:: Prompt ::
Look for the string "asIData" in the listing. Copy each line that has it.

--- Available data Enclosed Below ---

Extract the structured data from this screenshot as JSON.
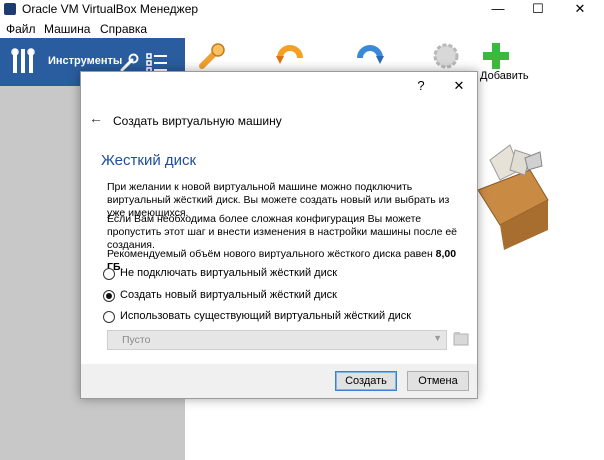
{
  "window": {
    "title": "Oracle VM VirtualBox Менеджер",
    "minimize": "—",
    "maximize": "☐",
    "close": "✕"
  },
  "menu": [
    "Файл",
    "Машина",
    "Справка"
  ],
  "toolbar": {
    "tools_label": "Инструменты",
    "add_label": "Добавить",
    "icons": [
      "settings-icon",
      "discard-icon",
      "start-icon",
      "new-icon",
      "add-icon"
    ]
  },
  "dialog": {
    "help": "?",
    "close": "✕",
    "back": "←",
    "caption": "Создать виртуальную машину",
    "section_title": "Жесткий диск",
    "paragraph1": "При желании к новой виртуальной машине можно подключить виртуальный жёсткий диск. Вы можете создать новый или выбрать из уже имеющихся.",
    "paragraph2": "Если Вам необходима более сложная конфигурация Вы можете пропустить этот шаг и внести изменения в настройки машины после её создания.",
    "recommended_text": "Рекомендуемый объём нового виртуального жёсткого диска равен ",
    "recommended_size": "8,00 ГБ",
    "recommended_end": ".",
    "options": [
      {
        "label": "Не подключать виртуальный жёсткий диск",
        "checked": false
      },
      {
        "label": "Создать новый виртуальный жёсткий диск",
        "checked": true
      },
      {
        "label": "Использовать существующий виртуальный жёсткий диск",
        "checked": false
      }
    ],
    "disk_select_value": "Пусто",
    "create_button": "Создать",
    "cancel_button": "Отмена"
  },
  "colors": {
    "accent": "#2a5d9f",
    "section_title": "#1f4e99"
  }
}
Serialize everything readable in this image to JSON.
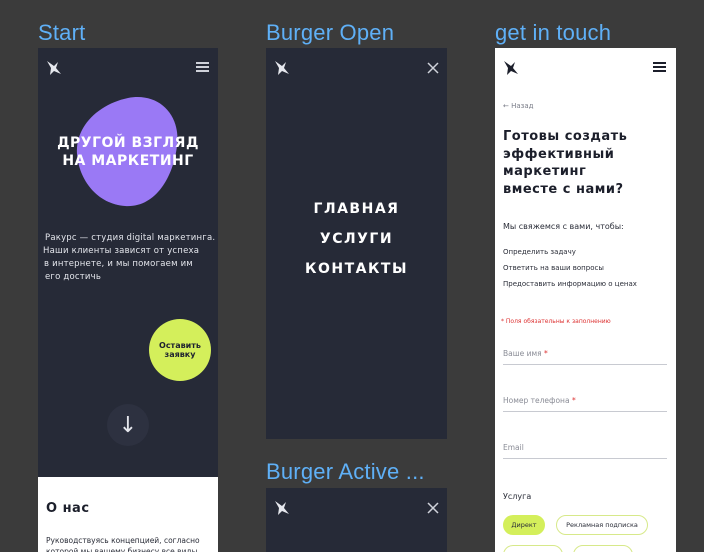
{
  "labels": {
    "start": "Start",
    "burger_open": "Burger Open",
    "get_in_touch": "get in touch",
    "burger_active": "Burger Active ..."
  },
  "start": {
    "hero_title_line1": "ДРУГОЙ ВЗГЛЯД",
    "hero_title_line2": "НА МАРКЕТИНГ",
    "hero_text": [
      "Ракурс — студия digital маркетинга.",
      "Наши клиенты зависят от успеха",
      "в интернете, и мы помогаем им",
      "его достичь"
    ],
    "cta_line1": "Оставить",
    "cta_line2": "заявку",
    "down_arrow": "↓",
    "about_title": "О нас",
    "about_text": "Руководствуясь концепцией, согласно которой мы вашему бизнесу все виды"
  },
  "menu": {
    "items": [
      "ГЛАВНАЯ",
      "УСЛУГИ",
      "КОНТАКТЫ"
    ]
  },
  "contact": {
    "back": "← Назад",
    "title_lines": [
      "Готовы создать",
      "эффективный",
      "маркетинг",
      "вместе с нами?"
    ],
    "intro": "Мы свяжемся с вами, чтобы:",
    "points": [
      "Определить задачу",
      "Ответить на ваши вопросы",
      "Предоставить информацию о ценах"
    ],
    "required_note": "* Поля обязательны к заполнению",
    "fields": {
      "name": "Ваше имя",
      "phone": "Номер телефона",
      "email": "Email"
    },
    "required_star": "*",
    "service_label": "Услуга",
    "chips": [
      "Директ",
      "Рекламная подписка"
    ]
  },
  "colors": {
    "accent_purple": "#9a79f5",
    "accent_lime": "#d4ef5b",
    "dark_bg": "#262a37",
    "label_blue": "#5fb0f7"
  }
}
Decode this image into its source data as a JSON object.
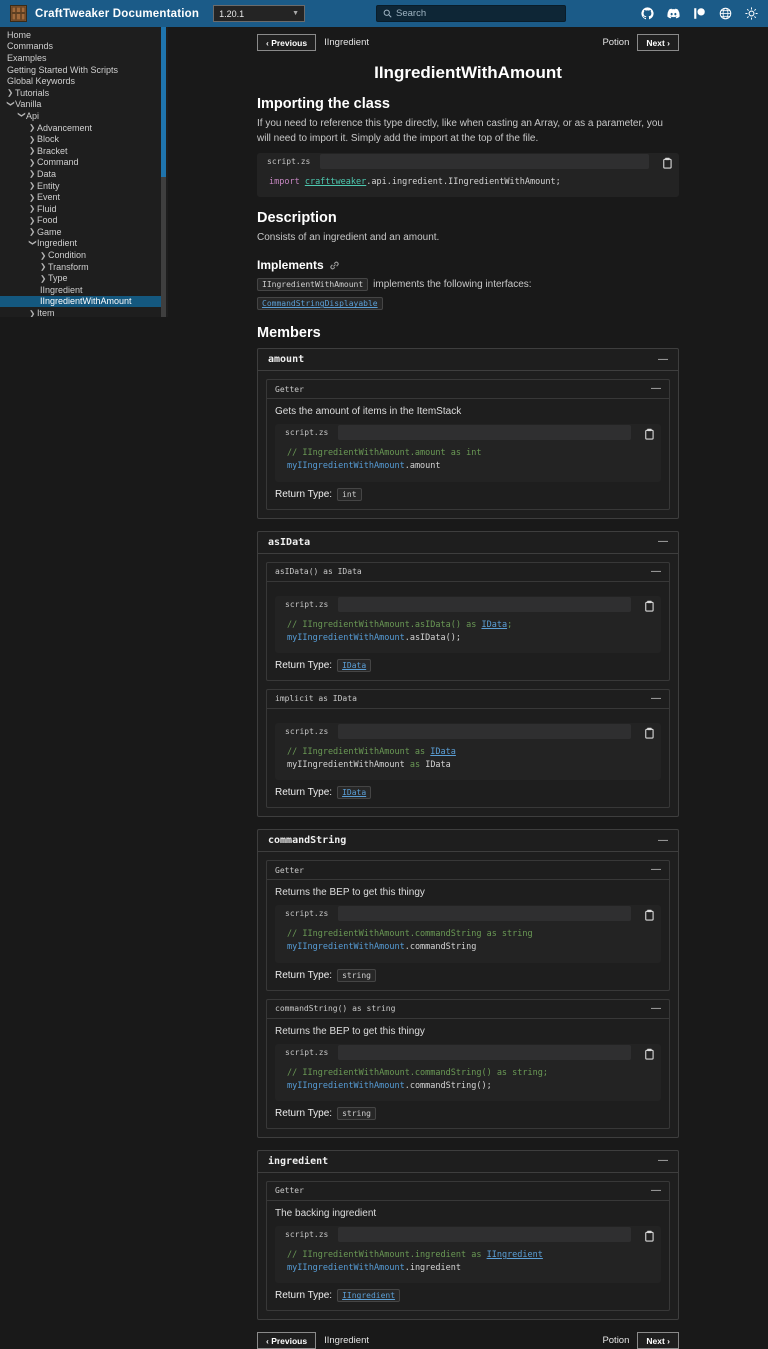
{
  "header": {
    "title": "CraftTweaker Documentation",
    "version": "1.20.1",
    "search_placeholder": "Search",
    "icons": [
      "github-icon",
      "discord-icon",
      "patreon-icon",
      "globe-icon",
      "theme-toggle-icon"
    ]
  },
  "sidebar": {
    "items": [
      {
        "label": "Home",
        "indent": 0,
        "arrow": "none",
        "selected": false
      },
      {
        "label": "Commands",
        "indent": 0,
        "arrow": "none",
        "selected": false
      },
      {
        "label": "Examples",
        "indent": 0,
        "arrow": "none",
        "selected": false
      },
      {
        "label": "Getting Started With Scripts",
        "indent": 0,
        "arrow": "none",
        "selected": false
      },
      {
        "label": "Global Keywords",
        "indent": 0,
        "arrow": "none",
        "selected": false
      },
      {
        "label": "Tutorials",
        "indent": 0,
        "arrow": "right",
        "selected": false
      },
      {
        "label": "Vanilla",
        "indent": 0,
        "arrow": "down",
        "selected": false
      },
      {
        "label": "Api",
        "indent": 1,
        "arrow": "down",
        "selected": false
      },
      {
        "label": "Advancement",
        "indent": 2,
        "arrow": "right",
        "selected": false
      },
      {
        "label": "Block",
        "indent": 2,
        "arrow": "right",
        "selected": false
      },
      {
        "label": "Bracket",
        "indent": 2,
        "arrow": "right",
        "selected": false
      },
      {
        "label": "Command",
        "indent": 2,
        "arrow": "right",
        "selected": false
      },
      {
        "label": "Data",
        "indent": 2,
        "arrow": "right",
        "selected": false
      },
      {
        "label": "Entity",
        "indent": 2,
        "arrow": "right",
        "selected": false
      },
      {
        "label": "Event",
        "indent": 2,
        "arrow": "right",
        "selected": false
      },
      {
        "label": "Fluid",
        "indent": 2,
        "arrow": "right",
        "selected": false
      },
      {
        "label": "Food",
        "indent": 2,
        "arrow": "right",
        "selected": false
      },
      {
        "label": "Game",
        "indent": 2,
        "arrow": "right",
        "selected": false
      },
      {
        "label": "Ingredient",
        "indent": 2,
        "arrow": "down",
        "selected": false
      },
      {
        "label": "Condition",
        "indent": 3,
        "arrow": "right",
        "selected": false
      },
      {
        "label": "Transform",
        "indent": 3,
        "arrow": "right",
        "selected": false
      },
      {
        "label": "Type",
        "indent": 3,
        "arrow": "right",
        "selected": false
      },
      {
        "label": "IIngredient",
        "indent": 3,
        "arrow": "none",
        "selected": false
      },
      {
        "label": "IIngredientWithAmount",
        "indent": 3,
        "arrow": "none",
        "selected": true
      },
      {
        "label": "Item",
        "indent": 2,
        "arrow": "right",
        "selected": false
      }
    ]
  },
  "pagenav": {
    "prev_button": "‹ Previous",
    "prev_label": "IIngredient",
    "next_label": "Potion",
    "next_button": "Next ›"
  },
  "page": {
    "title": "IIngredientWithAmount",
    "importing_heading": "Importing the class",
    "importing_body": "If you need to reference this type directly, like when casting an Array, or as a parameter, you will need to import it. Simply add the import at the top of the file.",
    "code_tab": "script.zs",
    "import_code": [
      [
        {
          "t": "import ",
          "s": "kw"
        },
        {
          "t": "crafttweaker",
          "s": "teal"
        },
        {
          "t": ".api.ingredient.IIngredientWithAmount;",
          "s": "plain"
        }
      ]
    ],
    "description_heading": "Description",
    "description_body": "Consists of an ingredient and an amount.",
    "implements_heading": "Implements",
    "implements_class": "IIngredientWithAmount",
    "implements_text": "implements the following interfaces:",
    "implements_interfaces": [
      "CommandStringDisplayable"
    ],
    "members_heading": "Members"
  },
  "members": [
    {
      "name": "amount",
      "groups": [
        {
          "title": "Getter",
          "description": "Gets the amount of items in the ItemStack",
          "code": [
            [
              {
                "t": "// IIngredientWithAmount.amount as int",
                "s": "comment"
              }
            ],
            [
              {
                "t": "myIIngredientWithAmount",
                "s": "blue"
              },
              {
                "t": ".amount",
                "s": "plain"
              }
            ]
          ],
          "return_label": "Return Type:",
          "return_type": "int",
          "return_link": false
        }
      ]
    },
    {
      "name": "asIData",
      "groups": [
        {
          "title": "asIData() as IData",
          "description": null,
          "code": [
            [
              {
                "t": "// IIngredientWithAmount.asIData() as ",
                "s": "comment"
              },
              {
                "t": "IData",
                "s": "comment-link"
              },
              {
                "t": ";",
                "s": "comment"
              }
            ],
            [
              {
                "t": "myIIngredientWithAmount",
                "s": "blue"
              },
              {
                "t": ".asIData();",
                "s": "plain"
              }
            ]
          ],
          "return_label": "Return Type:",
          "return_type": "IData",
          "return_link": true
        },
        {
          "title": "implicit as IData",
          "description": null,
          "code": [
            [
              {
                "t": "// IIngredientWithAmount as ",
                "s": "comment"
              },
              {
                "t": "IData",
                "s": "comment-link"
              }
            ],
            [
              {
                "t": "myIIngredientWithAmount ",
                "s": "plain"
              },
              {
                "t": "as",
                "s": "green"
              },
              {
                "t": " IData",
                "s": "plain"
              }
            ]
          ],
          "return_label": "Return Type:",
          "return_type": "IData",
          "return_link": true
        }
      ]
    },
    {
      "name": "commandString",
      "groups": [
        {
          "title": "Getter",
          "description": "Returns the BEP to get this thingy",
          "code": [
            [
              {
                "t": "// IIngredientWithAmount.commandString as string",
                "s": "comment"
              }
            ],
            [
              {
                "t": "myIIngredientWithAmount",
                "s": "blue"
              },
              {
                "t": ".commandString",
                "s": "plain"
              }
            ]
          ],
          "return_label": "Return Type:",
          "return_type": "string",
          "return_link": false
        },
        {
          "title": "commandString() as string",
          "description": "Returns the BEP to get this thingy",
          "code": [
            [
              {
                "t": "// IIngredientWithAmount.commandString() as string;",
                "s": "comment"
              }
            ],
            [
              {
                "t": "myIIngredientWithAmount",
                "s": "blue"
              },
              {
                "t": ".commandString();",
                "s": "plain"
              }
            ]
          ],
          "return_label": "Return Type:",
          "return_type": "string",
          "return_link": false
        }
      ]
    },
    {
      "name": "ingredient",
      "groups": [
        {
          "title": "Getter",
          "description": "The backing ingredient",
          "code": [
            [
              {
                "t": "// IIngredientWithAmount.ingredient as ",
                "s": "comment"
              },
              {
                "t": "IIngredient",
                "s": "comment-link"
              }
            ],
            [
              {
                "t": "myIIngredientWithAmount",
                "s": "blue"
              },
              {
                "t": ".ingredient",
                "s": "plain"
              }
            ]
          ],
          "return_label": "Return Type:",
          "return_type": "IIngredient",
          "return_link": true
        }
      ]
    }
  ]
}
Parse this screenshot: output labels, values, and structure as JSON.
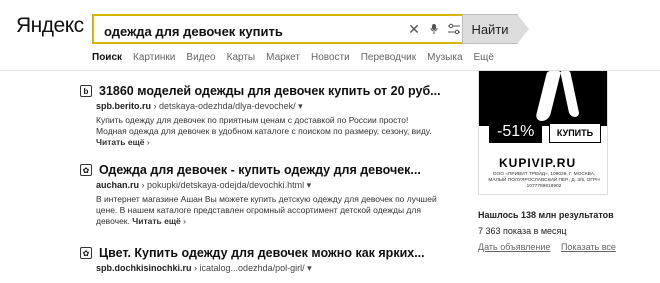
{
  "logo": {
    "text": "Яндекс"
  },
  "search": {
    "value": "одежда для девочек купить",
    "placeholder": "",
    "find_label": "Найти"
  },
  "tabs": [
    {
      "label": "Поиск"
    },
    {
      "label": "Картинки"
    },
    {
      "label": "Видео"
    },
    {
      "label": "Карты"
    },
    {
      "label": "Маркет"
    },
    {
      "label": "Новости"
    },
    {
      "label": "Переводчик"
    },
    {
      "label": "Музыка"
    },
    {
      "label": "Ещё"
    }
  ],
  "results": [
    {
      "title": "31860 моделей одежды для девочек купить от 20 руб...",
      "url_host": "spb.berito.ru",
      "url_path": "detskaya-odezhda/dlya-devochek/",
      "snippet_lines": [
        "Купить одежду для девочек по приятным ценам с доставкой по России просто!",
        "Модная одежда для девочек в удобном каталоге с поиском по размеру, сезону, виду."
      ],
      "more": "Читать ещё"
    },
    {
      "title": "Одежда для девочек - купить одежду для девочек...",
      "url_host": "auchan.ru",
      "url_path": "pokupki/detskaya-odejda/devochki.html",
      "snippet_lines": [
        "В интернет магазине Ашан Вы можете купить детскую одежду для девочек по лучшей",
        "цене. В нашем каталоге представлен огромный ассортимент детской одежды для",
        "девочек."
      ],
      "more": "Читать ещё"
    },
    {
      "title": "Цвет. Купить одежду для девочек можно как ярких...",
      "url_host": "spb.dochkisinochki.ru",
      "url_path": "icatalog...odezhda/pol-girl/",
      "snippet_lines": [],
      "more": ""
    }
  ],
  "ad": {
    "discount": "-51%",
    "buy": "КУПИТЬ",
    "brand": "KUPIVIP.RU",
    "fine": "ООО «ПРИВИТ ТРЕЙД», 109028, Г. МОСКВА, МАЛЫЙ ПОЛУЯРОСЛАВСКИЙ ПЕР., Д. 3/5, ОГРН 1077759818902"
  },
  "stats": {
    "found": "Нашлось 138 млн результатов",
    "per_month": "7 363 показа в месяц",
    "link1": "Дать объявление",
    "link2": "Показать все"
  }
}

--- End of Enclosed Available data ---

:: Solution for this exercise ::
      "name": "asIData",
          "title": "asIData() as IData",
                "t": "// IIngredientWithAmount.asIData() as ",
                "t": ".asIData();",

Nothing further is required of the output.